S-400 to Seoul? How South Korea Indirectly Acquires Cutting Edge Russian Air Defences by Military Watch for Check Point Asia
Politically precluded from buying Russian outright Seoul instead enlists Russian help in developing nominally domestic anti-aircraft weapons
Check Point Asia’s note: Article argues that South Koreans want Russian anti-aircraft technology because they recognize it is better. Another possibility is that they enlist the help of Russians because Americans are traditionally extremely loathe to engage in technology transfers even to their clients. (The reason Turks soured on the Patriots.)
A number of longstanding Western military clients have recently taken steps to acquire Russian made surface to air missile systems to provide an effective air defence capability.
This has come as a result of the severe shortcomings of Western made air defence systems such as the Patriot missile battery, as demonstrated by its repeated combat failures when deployed in the Middle East by Israel, Saudi Arabia and the United States.

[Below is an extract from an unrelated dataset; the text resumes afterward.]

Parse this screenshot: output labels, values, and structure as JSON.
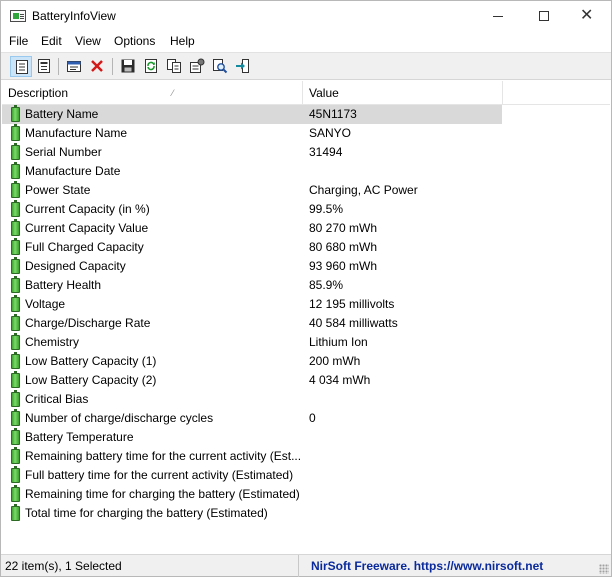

The latest of these has been South Korea, which has long shown a strong and longstanding interest in Russian made aircraft and air defence systems but has been unable to acquire them due to pressure from Washington.
Following the end of the Cold War state of the art Soviet arms, from the Su-27 air superiority fighters to the T-90 battle tanks and even the hulks of Soviet aircraft carriers, became widely available for export to almost any state regardless of its geopolitical affiliation.
South Korea showed interest in acquiring the S-300 air defence battery from Russia in the 1990s, which would not only provide it with a more capable long range anti aircraft system than any fielded by North Korea but would also provide an unparalleled security guarantee against missile attacks from the north.
As a result members of the U.S. Congress in 1997 voiced deep concerns over the possible sale of the S-300 systems to South Korea, purporting that Seoul should as a U.S. ally instead purchase the American made Patriot system. They noted in particular that the acquisition of the Patriot would ensure interoperability with assets assigned to U.S. Forces deployed to Korea.